More than one senior colleague has advised me to include a family member as often as possible when interviewing a depressed patient. Often I’ve heard patients complain of sleeplessness or anhedonia, only to have a relative or friend present a very different picture. Such disparities should profoundly affect our diagnostic impressions and treatment decisions.
Yesterday there was only the resident and me in a room with a patient referred from a primary-care doctor for evaluation of depressive symptoms. The resident asked about low mood and anhedonia, both of which the man endorsed. But as I listened quietly, I thought I caught a spark of animation when the patient described some of his extracurricular interests. When it was my turn to ask a few questions, I inquired about what had given him pleasure over the past few days. Nothing, came the reply. There was no loved one to give collateral information, so I pursued an alternate tack. I asked the man about a few of his hobbies. As he described a team he played on and favorite spectator sports, he came alive, was engaged, passionate, and animated. His face lit up, and he smiled. Our diagnosis and treatment recommendations shifted.
I enjoy the challenges of solving diagnostic puzzles.

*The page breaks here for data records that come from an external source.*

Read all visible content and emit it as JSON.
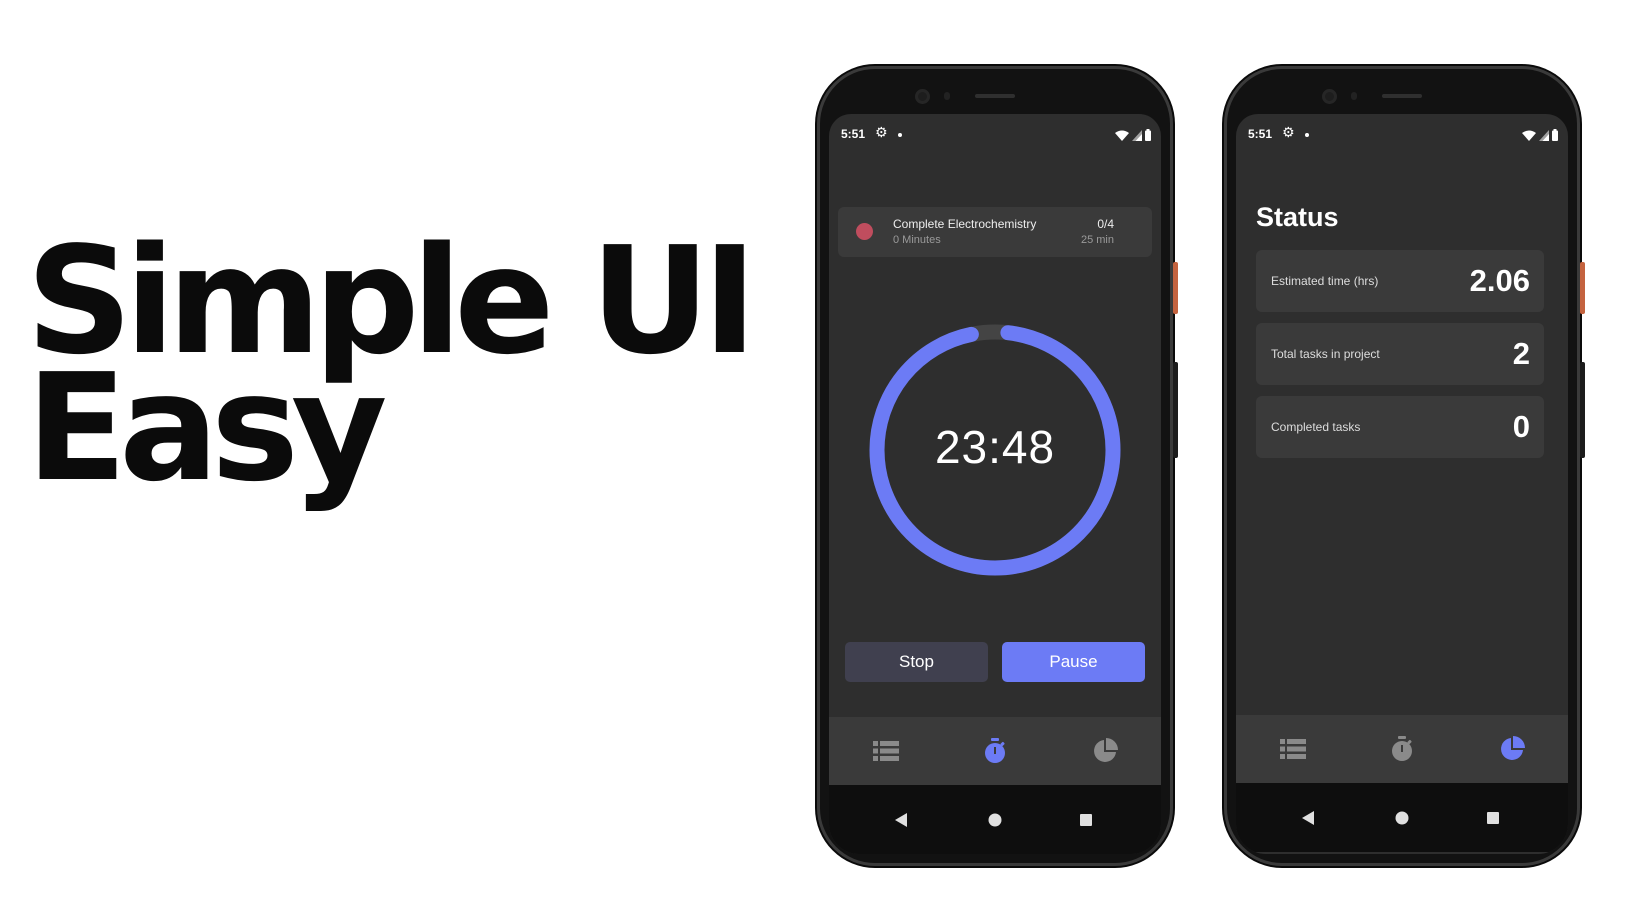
{
  "headline": {
    "line1": "Simple UI",
    "line2": "Easy"
  },
  "colors": {
    "accent": "#6c7bf5",
    "nav_inactive": "#8a8a8a",
    "task_dot": "#c04d5e",
    "surface": "#2e2e2e",
    "card": "#3a3a3a"
  },
  "timer_screen": {
    "statusbar": {
      "time": "5:51"
    },
    "task": {
      "title": "Complete  Electrochemistry",
      "subtitle": "0 Minutes",
      "count": "0/4",
      "duration": "25 min"
    },
    "timer": {
      "display": "23:48",
      "progress": 0.95
    },
    "buttons": {
      "stop": "Stop",
      "pause": "Pause"
    },
    "nav": [
      {
        "icon": "list-icon",
        "active": false
      },
      {
        "icon": "stopwatch-icon",
        "active": true
      },
      {
        "icon": "pie-chart-icon",
        "active": false
      }
    ]
  },
  "status_screen": {
    "statusbar": {
      "time": "5:51"
    },
    "title": "Status",
    "stats": [
      {
        "label": "Estimated time (hrs)",
        "value": "2.06"
      },
      {
        "label": "Total tasks in project",
        "value": "2"
      },
      {
        "label": "Completed tasks",
        "value": "0"
      }
    ],
    "nav": [
      {
        "icon": "list-icon",
        "active": false
      },
      {
        "icon": "stopwatch-icon",
        "active": false
      },
      {
        "icon": "pie-chart-icon",
        "active": true
      }
    ]
  }
}
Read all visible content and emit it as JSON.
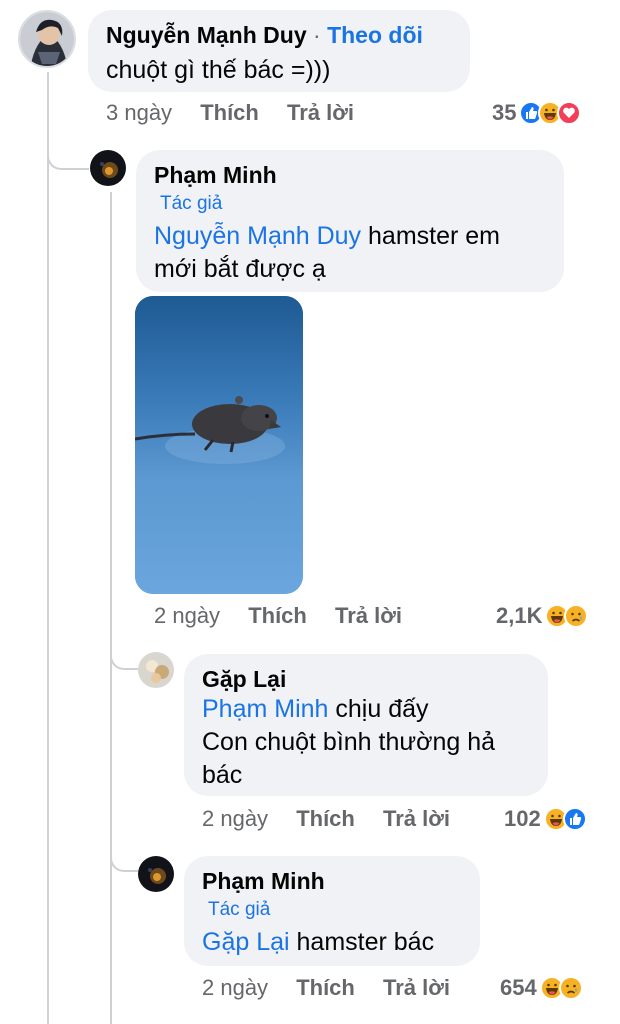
{
  "comments": [
    {
      "author": "Nguyễn Mạnh Duy",
      "follow": "Theo dõi",
      "text": "chuột gì thế bác =)))",
      "time": "3 ngày",
      "like": "Thích",
      "reply": "Trả lời",
      "reaction_count": "35",
      "reactions": [
        "like-icon",
        "haha-icon",
        "love-icon"
      ]
    },
    {
      "author": "Phạm Minh",
      "badge": "Tác giả",
      "mention": "Nguyễn Mạnh Duy",
      "text_line1": " hamster em",
      "text_line2": "mới bắt được ạ",
      "time": "2 ngày",
      "like": "Thích",
      "reply": "Trả lời",
      "reaction_count": "2,1K",
      "reactions": [
        "haha-icon",
        "sad-icon"
      ]
    },
    {
      "author": "Gặp Lại",
      "mention": "Phạm Minh",
      "text_line1": " chịu đấy",
      "text_line2": "Con chuột bình thường hả",
      "text_line3": "bác",
      "time": "2 ngày",
      "like": "Thích",
      "reply": "Trả lời",
      "reaction_count": "102",
      "reactions": [
        "haha-icon",
        "like-icon"
      ]
    },
    {
      "author": "Phạm Minh",
      "badge": "Tác giả",
      "mention": "Gặp Lại",
      "text_line1": " hamster bác",
      "time": "2 ngày",
      "like": "Thích",
      "reply": "Trả lời",
      "reaction_count": "654",
      "reactions": [
        "haha-icon",
        "sad-icon"
      ]
    }
  ],
  "colors": {
    "link": "#1b74e4",
    "bubble": "#f0f2f5",
    "meta": "#65676b",
    "like": "#1877f2",
    "haha": "#f7b125",
    "love": "#f33e58"
  }
}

It’s one of the joys of medicine and psychiatry—and a reason ultra-brief visits can be costly in more ways than one.
- Alan J. Gelenberg, M.D.
Editor, Biological Therapies in Psychiatry
Professor and Chair, Psychiatry, Penn State University
Editor-in-Chief, Journal of Clinical Psychiatry